We generally hate probabilities in life…especially in weather forecasts. The weather affects all aspects of our lives. We get a bit sensitive about the weather. But for our minds to grasp probabilities with the weather, we need to be able to handle multiple possible outcomes at once. Weather has many, many outcomes over a large area due to the changing initial conditions. Typically, our brains work much better with a theme that is linear—beginning, middle and an end. We crave “black and white” scenarios. We want to know if it will rain or not. We love a good weather narrative, a story, versus something that is data driven. Science can explain why it will rain. We just don’t like it. We become conflicted and push the science aside and dismiss it. Its how our human nature has developed over the generations; our subconscious psyche at work.
In an effort to preemptively quell this subconscious reaction somewhat, I try to explain the multiple variables that go into a forecast for the many locations around the viewing area which will be affected. For most, it goes in one ear and out the other. My attempt at explaining the nuances of weather and the atmosphere just reinforces the nebulous elements of the forecast I’m trying to smooth over.
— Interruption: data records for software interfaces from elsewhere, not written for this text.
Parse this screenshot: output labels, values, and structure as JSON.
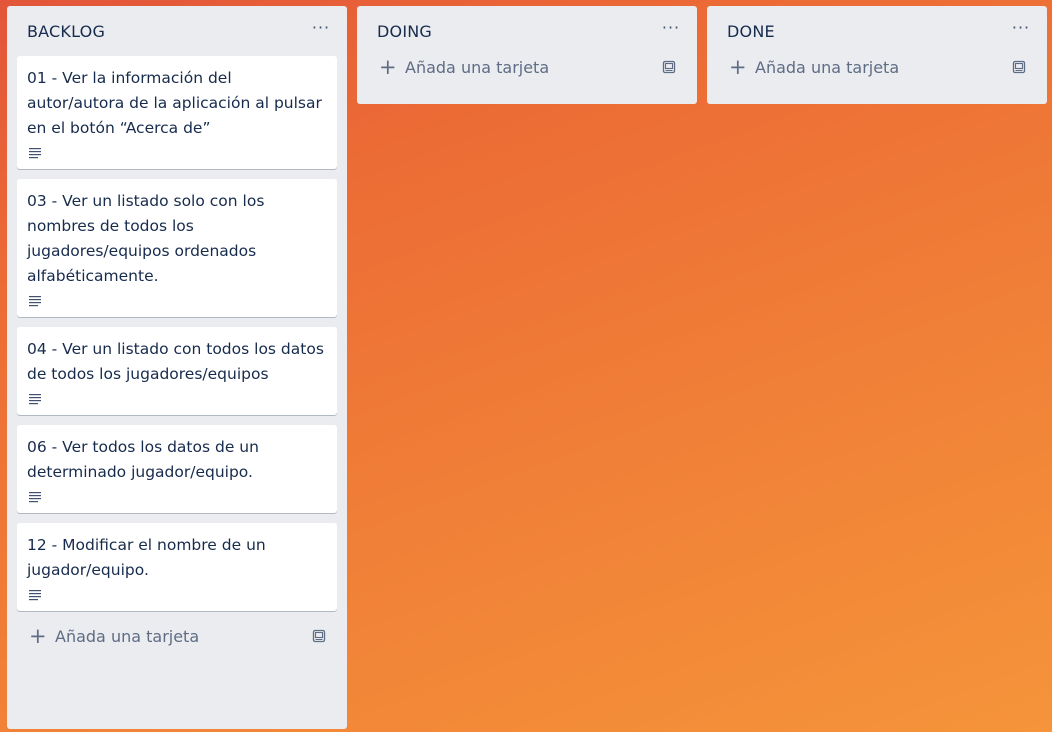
{
  "lists": [
    {
      "title": "BACKLOG",
      "add_card_label": "Añada una tarjeta",
      "cards": [
        {
          "title": "01 - Ver la información del autor/autora de la aplicación al pulsar en el botón “Acerca de”"
        },
        {
          "title": "03 - Ver un listado solo con los nombres de todos los jugadores/equipos ordenados alfabéticamente."
        },
        {
          "title": "04 - Ver un listado con todos los datos de todos los jugadores/equipos"
        },
        {
          "title": "06 - Ver todos los datos de un determinado jugador/equipo."
        },
        {
          "title": "12 - Modificar el nombre de un jugador/equipo."
        }
      ]
    },
    {
      "title": "DOING",
      "add_card_label": "Añada una tarjeta",
      "cards": []
    },
    {
      "title": "DONE",
      "add_card_label": "Añada una tarjeta",
      "cards": []
    }
  ],
  "icons": {
    "list_menu": "ellipsis-icon",
    "card_badge": "description-icon",
    "add": "plus-icon",
    "template": "card-template-icon"
  },
  "colors": {
    "list_bg": "#ebecf0",
    "card_bg": "#ffffff",
    "text": "#172b4d",
    "muted": "#5e6c84",
    "board_gradient_start": "#e2553a",
    "board_gradient_end": "#f5943a"
  }
}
Ugh!
Human nature is a powerful force! Our minds don’t easily recognize the probability elements and instead, we favor a story that fits our biases. If it doesn’t rain over their house when the probability is 90% chance of rain, the forecaster is wrong. Even if the rest of the area was hit with a good downpour. Was the forecast right? YES. Was it wrong? YES…in the eyes of the view who cancelled an outdoor party due to the prospects of rain.
Here is the bottom line: We find elements of the story that fit our preconceived notions about the subject (in this case the weather here in Ohio) and hold onto them even if data/science says otherwise. So remember the psychology when you hear a weather forecast. The science always works. Its never as straight forward as we’d like it to be.